It has been announced that painting discovered two years ago in Toulouse is (most probably) really the long lost Caravaggio's original second version of Judith beheading Holofernes.
Judith beheading Holofernes, 1st Version, 1598/99
The first version of the paining from 1598/99 remains to be one of the most violent and naturalistic rendering of the scene. It is also considered to be revolutionary not only for its dramatic realism, but more for psychological presence of the characters. Caravaggio followed 16th century theory of contrapposto (contrast of age, sex, and appearance) in the painting - his idealised Judith is young, beautiful and very Feminine, realistic Holofernes is middle aged and virile and Judith's maid, Abra, is elderly and wheather-beaten to caricature. Judith seems to be emotionless and fully focused on the act and somehow mysterious. Holofernes, still alive, in pain and surprised, screams in protest. Abra eagerly awaiting the head.
Judith beheading Holofernes, 2nd Version, 1604/05
Judith in second version is still calm, facing us and looking to our eyes, and both, Abra and Holofernes, are looking to Her, Holofernes in horror, but Abra with endless admiration. Whole composition seems to be more compact and coherent, although Judith herself lost Her angelic and guileless face, She is now more experienced Woman.
Luis Finson, around 1607
Fore more then 300 years this later version has been known only from copy of Flemish painter Luis Finson, who reportedly owned the painting in 1607. The painting was found at the attic of a private house in France in April 2014, but kept in secret until now. In only came to light a couple of days ago.
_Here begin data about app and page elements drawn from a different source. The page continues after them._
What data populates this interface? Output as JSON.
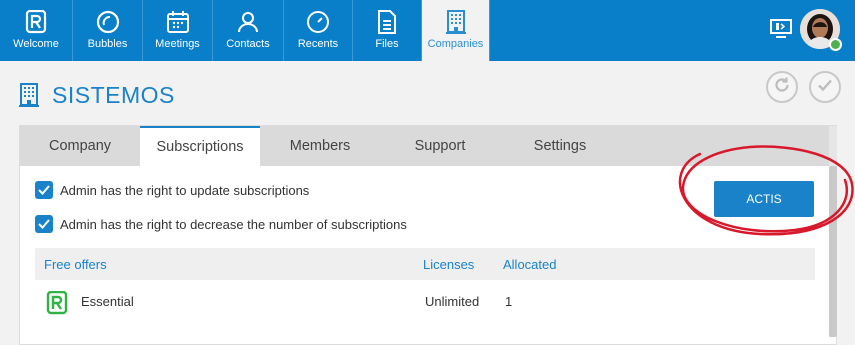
{
  "nav": {
    "items": [
      {
        "label": "Welcome",
        "icon": "rainbow-logo-icon",
        "active": false
      },
      {
        "label": "Bubbles",
        "icon": "bubble-icon",
        "active": false
      },
      {
        "label": "Meetings",
        "icon": "calendar-icon",
        "active": false
      },
      {
        "label": "Contacts",
        "icon": "person-icon",
        "active": false
      },
      {
        "label": "Recents",
        "icon": "clock-icon",
        "active": false
      },
      {
        "label": "Files",
        "icon": "file-icon",
        "active": false
      },
      {
        "label": "Companies",
        "icon": "building-icon",
        "active": true
      }
    ]
  },
  "header": {
    "screen_icon": "screen-share-icon",
    "avatar": "user-avatar",
    "status": "online"
  },
  "page": {
    "title": "SISTEMOS",
    "title_icon": "building-icon"
  },
  "actions": {
    "refresh_icon": "refresh-icon",
    "confirm_icon": "check-icon"
  },
  "tabs": [
    "Company",
    "Subscriptions",
    "Members",
    "Support",
    "Settings"
  ],
  "active_tab": "Subscriptions",
  "checks": [
    {
      "label": "Admin has the right to update subscriptions",
      "checked": true
    },
    {
      "label": "Admin has the right to decrease the number of subscriptions",
      "checked": true
    }
  ],
  "actis_button": {
    "label": "ACTIS"
  },
  "table": {
    "headers": {
      "offer": "Free offers",
      "licenses": "Licenses",
      "allocated": "Allocated"
    },
    "rows": [
      {
        "name": "Essential",
        "licenses": "Unlimited",
        "allocated": "1",
        "icon": "rainbow-logo-icon"
      }
    ]
  },
  "colors": {
    "accent": "#0a7fc9",
    "annotation": "#d7192b",
    "status": "#4caf50"
  }
}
The first version is currently on display in Rome, hopefully we will be able to see the second version soon also.
There is a similar reluctance about taking me into the house as there would be about having a large, shaggy dog in the house. he will come into the room with wet paws - and then, he is so lonely and shaggy. he will get in everyone's way. And he barks so loudly. In short - it's a dirty animal... i am that dog. (van Gogh, 1883)